Other people claim they hate plane flights, but I love them. I love the thought of two, or six, or in this case, twenty-two hours to myself. I can do whatever I want. I can read (People magazine, no less!), I can work, I can watch a movie, I can do a crossword, I can sleep, I can talk to my seatmate, anything! I realize that I could make these same choices in my everyday life, but other things seem to get in the way – social commitments, work commitments, doing everyday errands, blah.

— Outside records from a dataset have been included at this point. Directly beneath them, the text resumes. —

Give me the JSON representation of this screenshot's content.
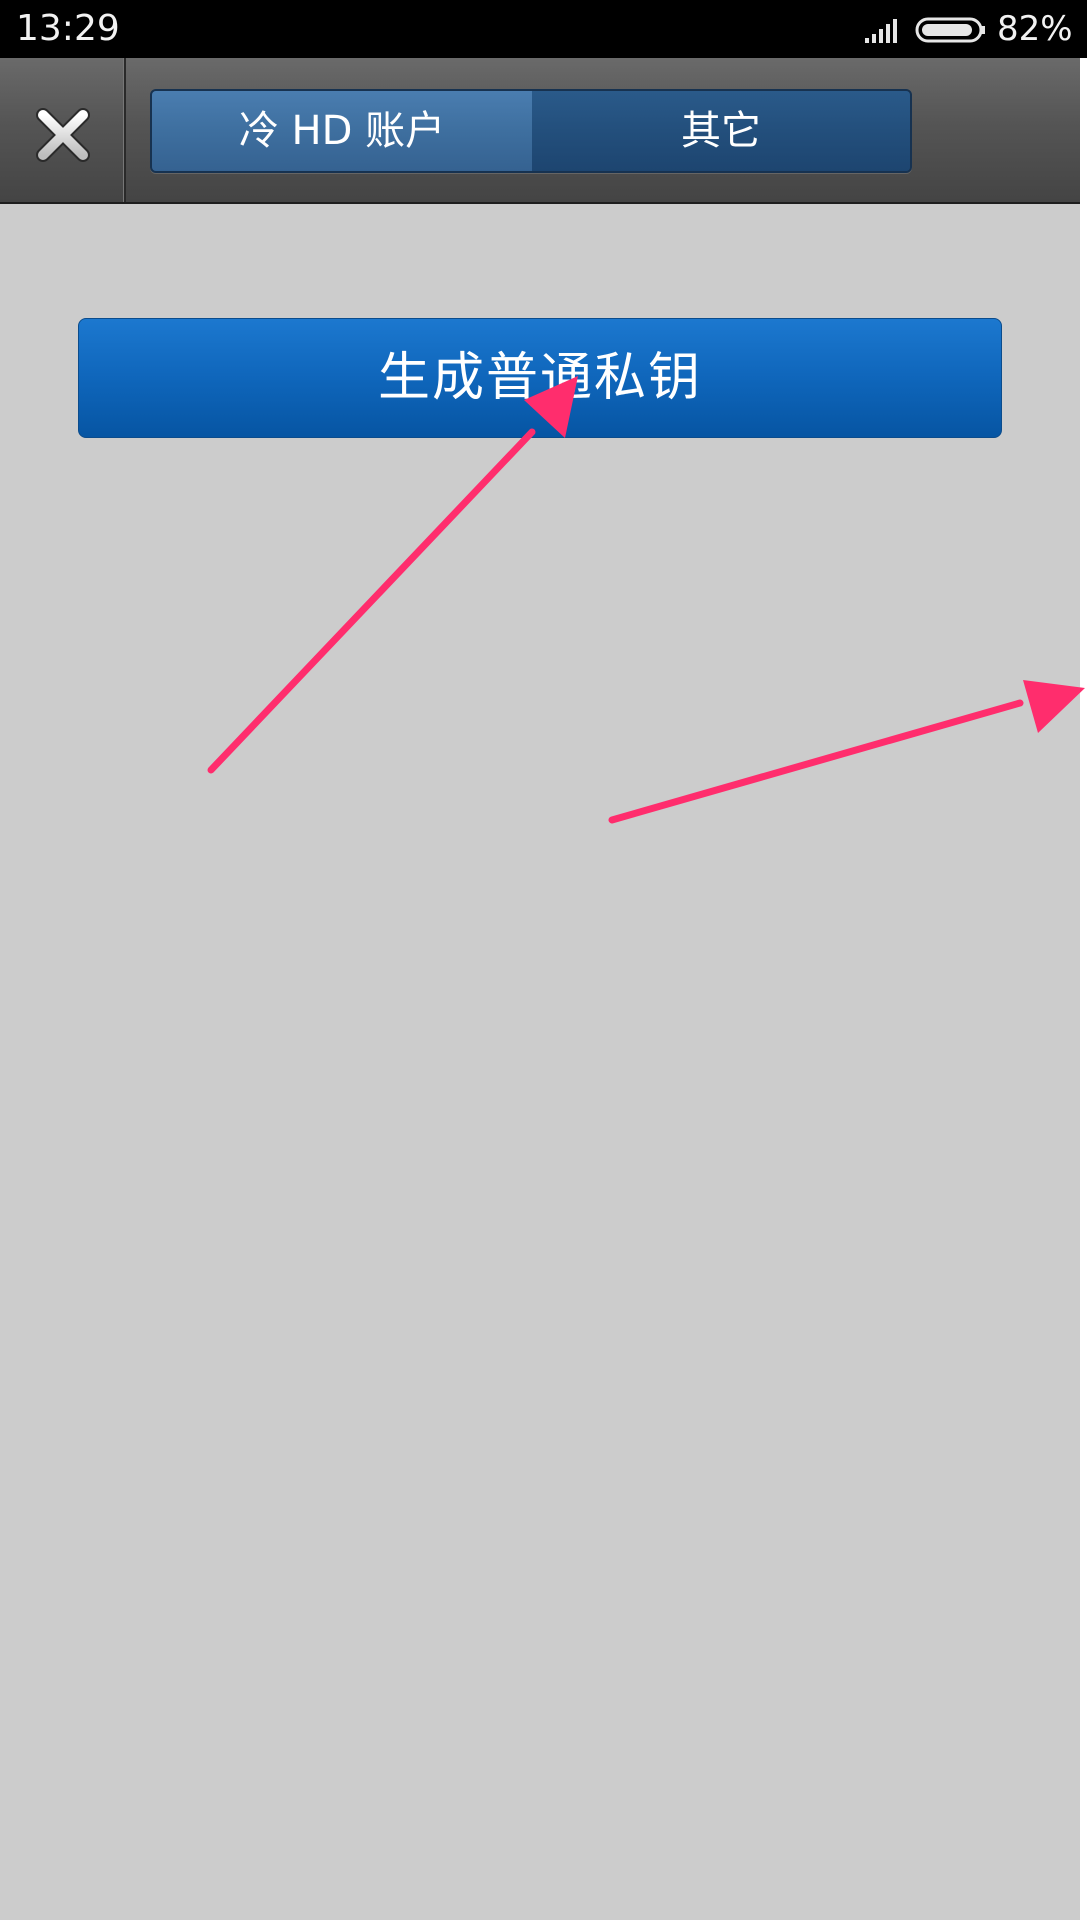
{
  "status_bar": {
    "time": "13:29",
    "battery": "82%",
    "signal_icon": "signal-bars-icon",
    "battery_icon": "battery-icon"
  },
  "toolbar": {
    "close_icon": "close-icon",
    "tabs": [
      {
        "label": "冷 HD 账户",
        "selected": true
      },
      {
        "label": "其它",
        "selected": false
      }
    ]
  },
  "main": {
    "primary_button_label": "生成普通私钥"
  },
  "annotations": {
    "arrow_color": "#ff2d6d"
  },
  "colors": {
    "background": "#cccccc",
    "button": "#0f66bb",
    "tab_selected": "#3e6f9f",
    "tab_unselected": "#234f7c"
  }
}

I had a lovely German seatmate on the flight from SFO to Frankfurt. He was a very statuesque man and I almost (read, almost) offered my aisle seat to him. I felt much better when he explained he always requested a middle seat because his shoulders were so wide that he didn’t like the aisle seat; people continuously bumped into him. I didn’t feel quite so guilty about my coveted aisle seat. We discussed travel, and the thrill of living in another language – how that affects the way you think, how you express yourself. He had made a lot of money in the watch business (go figure) and invested in a few small properties in Germany. He rents apartments and garages. His friends and family badger him to buy more, invest more, more, more, more, but his attitude is, “Why bother? I live a comfortable life. Not extravagant, but comfortable. If I buy more properties, yes, I’ll be richer, but I’ll have to work more and have less time to enjoy what I have. Who wants that?” I love that attitude. We were having a lovely conversation, both of us plagued by insomnia, until the woman in front of us angrily stood up, turned around and shushed us with the admonition, “Some of us are trying to sleep!” We raised our eyebrows at each other, shrugged, and turned on our i-Pods.

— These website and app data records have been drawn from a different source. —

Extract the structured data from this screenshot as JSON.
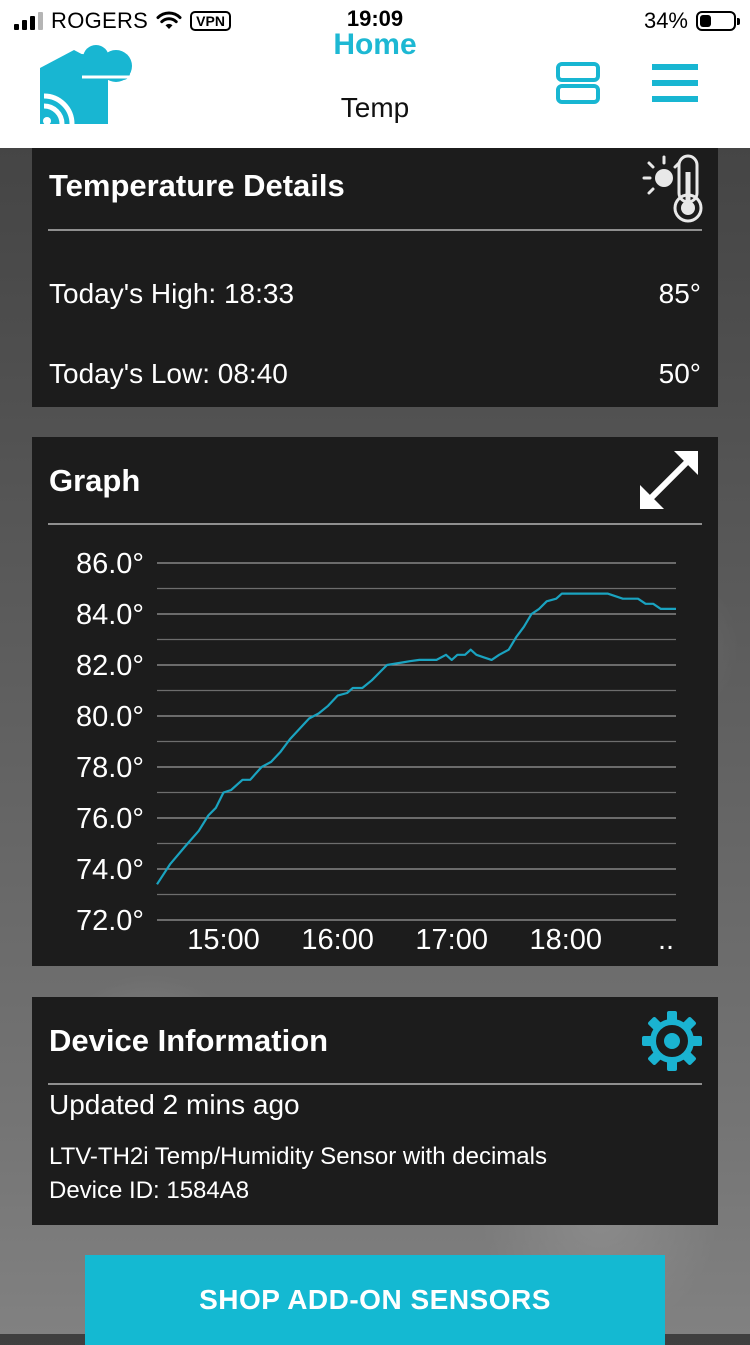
{
  "status_bar": {
    "carrier": "ROGERS",
    "vpn": "VPN",
    "time": "19:09",
    "battery": "34%",
    "battery_level": 0.34
  },
  "header": {
    "title": "Home",
    "subtitle": "Temp"
  },
  "colors": {
    "accent": "#1db8d3",
    "card_bg": "#1c1c1c",
    "chart_line": "#1aa3c0"
  },
  "icons": {
    "logo": "cloud-house-logo",
    "layout": "layout-toggle-icon",
    "menu": "hamburger-menu-icon",
    "thermometer": "thermometer-sun-icon",
    "expand": "expand-icon",
    "settings": "gear-icon"
  },
  "temperature_details": {
    "title": "Temperature Details",
    "high_label": "Today's High: 18:33",
    "high_value": "85°",
    "low_label": "Today's Low: 08:40",
    "low_value": "50°"
  },
  "graph": {
    "title": "Graph"
  },
  "chart_data": {
    "type": "line",
    "title": "",
    "xlabel": "",
    "ylabel": "",
    "ylim": [
      72,
      86
    ],
    "y_ticks": [
      "72.0°",
      "74.0°",
      "76.0°",
      "78.0°",
      "80.0°",
      "82.0°",
      "84.0°",
      "86.0°"
    ],
    "x_ticks": [
      "15:00",
      "16:00",
      "17:00",
      "18:00",
      ".."
    ],
    "grid": true,
    "series": [
      {
        "x": [
          "14:25",
          "14:32",
          "14:40",
          "14:47",
          "14:52",
          "14:56",
          "15:00",
          "15:04",
          "15:10",
          "15:14",
          "15:20",
          "15:25",
          "15:30",
          "15:35",
          "15:40",
          "15:45",
          "15:50",
          "15:55",
          "16:00",
          "16:05",
          "16:08",
          "16:13",
          "16:18",
          "16:22",
          "16:26",
          "16:30",
          "16:34",
          "16:38",
          "16:43",
          "16:47",
          "16:52",
          "16:57",
          "17:00",
          "17:03",
          "17:07",
          "17:10",
          "17:13",
          "17:17",
          "17:21",
          "17:25",
          "17:30",
          "17:34",
          "17:38",
          "17:42",
          "17:46",
          "17:50",
          "17:55",
          "17:58",
          "18:02",
          "18:06",
          "18:10",
          "18:14",
          "18:18",
          "18:22",
          "18:30",
          "18:38",
          "18:42",
          "18:46",
          "18:50",
          "18:54",
          "18:58"
        ],
        "y": [
          73.4,
          74.2,
          74.9,
          75.5,
          76.1,
          76.4,
          77.0,
          77.1,
          77.5,
          77.5,
          78.0,
          78.2,
          78.6,
          79.1,
          79.5,
          79.9,
          80.1,
          80.4,
          80.8,
          80.9,
          81.1,
          81.1,
          81.4,
          81.7,
          82.0,
          82.05,
          82.1,
          82.15,
          82.2,
          82.2,
          82.2,
          82.4,
          82.2,
          82.4,
          82.4,
          82.6,
          82.4,
          82.3,
          82.2,
          82.4,
          82.6,
          83.1,
          83.5,
          84.0,
          84.2,
          84.5,
          84.6,
          84.8,
          84.8,
          84.8,
          84.8,
          84.8,
          84.8,
          84.8,
          84.6,
          84.6,
          84.4,
          84.4,
          84.2,
          84.2,
          84.2
        ]
      }
    ]
  },
  "device_info": {
    "title": "Device Information",
    "updated": "Updated 2 mins ago",
    "model": "LTV-TH2i Temp/Humidity Sensor with decimals",
    "device_id": "Device ID: 1584A8"
  },
  "shop_button": {
    "label": "SHOP ADD-ON SENSORS"
  }
}
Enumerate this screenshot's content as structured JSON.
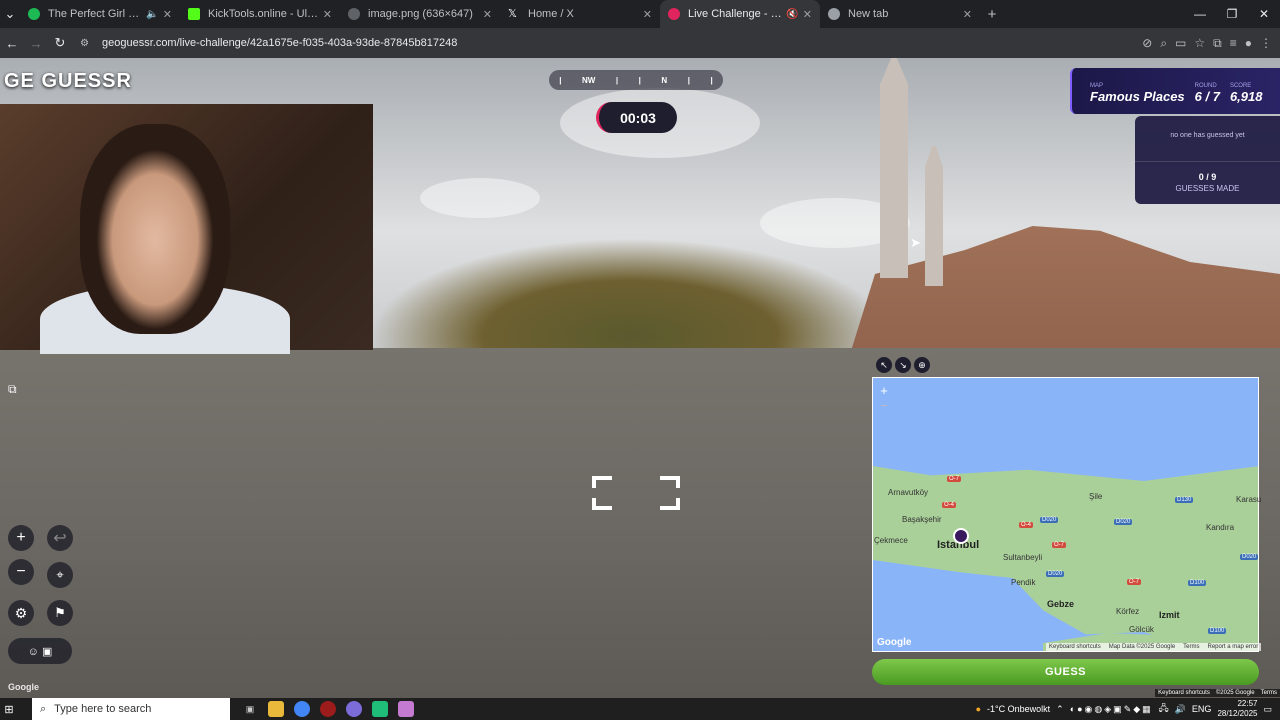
{
  "browser": {
    "tabs": [
      {
        "title": "The Perfect Girl • Mareux",
        "color": "#1db954",
        "audio": true
      },
      {
        "title": "KickTools.online - Ultimate Kick",
        "color": "#53fc18",
        "audio": false
      },
      {
        "title": "image.png (636×647)",
        "color": "#9aa0a6",
        "audio": false
      },
      {
        "title": "Home / X",
        "color": "#ffffff",
        "audio": false
      },
      {
        "title": "Live Challenge - GeoGuessr",
        "color": "#e0245e",
        "audio": true
      },
      {
        "title": "New tab",
        "color": "#9aa0a6",
        "audio": false
      }
    ],
    "url": "geoguessr.com/live-challenge/42a1675e-f035-403a-93de-87845b817248"
  },
  "game": {
    "brand": "GE GUESSR",
    "compass": [
      "NW",
      "N"
    ],
    "timer": "00:03",
    "map_label": "MAP",
    "map_name": "Famous Places",
    "round_label": "ROUND",
    "round": "6 / 7",
    "score_label": "SCORE",
    "score": "6,918",
    "guess_status": "no one has guessed yet",
    "guesses_count": "0 / 9",
    "guesses_label": "GUESSES MADE",
    "guess_button": "GUESS",
    "google": "Google"
  },
  "map": {
    "places": [
      {
        "name": "Istanbul",
        "kind": "city"
      },
      {
        "name": "Arnavutköy",
        "kind": "town"
      },
      {
        "name": "Başakşehir",
        "kind": "town"
      },
      {
        "name": "Sultanbeyli",
        "kind": "town"
      },
      {
        "name": "Pendik",
        "kind": "town"
      },
      {
        "name": "Gebze",
        "kind": "town"
      },
      {
        "name": "Körfez",
        "kind": "town"
      },
      {
        "name": "Izmit",
        "kind": "town"
      },
      {
        "name": "Gölcük",
        "kind": "town"
      },
      {
        "name": "Kandıra",
        "kind": "town"
      },
      {
        "name": "Şile",
        "kind": "town"
      },
      {
        "name": "Karasu",
        "kind": "town"
      },
      {
        "name": "Çekmece",
        "kind": "town"
      }
    ],
    "roads": [
      "O-7",
      "D020",
      "D020",
      "O-4",
      "O-7",
      "O-7",
      "D100",
      "D020",
      "D020",
      "D100",
      "D130",
      "O-4"
    ],
    "google": "Google",
    "footer": [
      "Keyboard shortcuts",
      "Map Data ©2025 Google",
      "Terms",
      "Report a map error"
    ]
  },
  "page_footer": [
    "Keyboard shortcuts",
    "©2025 Google",
    "Terms"
  ],
  "taskbar": {
    "search_placeholder": "Type here to search",
    "weather": "-1°C  Onbewolkt",
    "lang": "ENG",
    "time": "22:57",
    "date": "28/12/2025"
  }
}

I also love airplane food. Yes, I do. The presentation is magnificent. Little packets of food – a salad, bread, butter, a sampling of a main meal, dessert, *and* a piece of chocolate. It’s great. I’m a sucker for individual portions. And it’s served hot. Who doesn’t like hot food? I have a secret obsession with the refreshing towelletes that all but US airlines provide. I never use them on the plane, instead stashing them in my purse. I feel like I’m channeling my grandmother, who grew up in the Depression and saved twist ties and recycled tin foil. But refreshing towellettes are so useful! Especially when travelling. Suppose you’re in the desert and you’ve travelled for days. You arrive at an oasis and are offered plump dates by your host. You want to partake, but feel the grime and dust of three days of travel crusting your hands. But wait! You know you have a refreshing towellette and you briefly excuse yourself, quickly swiping the lemon scented towellette over your face and hands, returning to the feast feeling fresh and anew. See – there’s a reason I hoard these precious packets.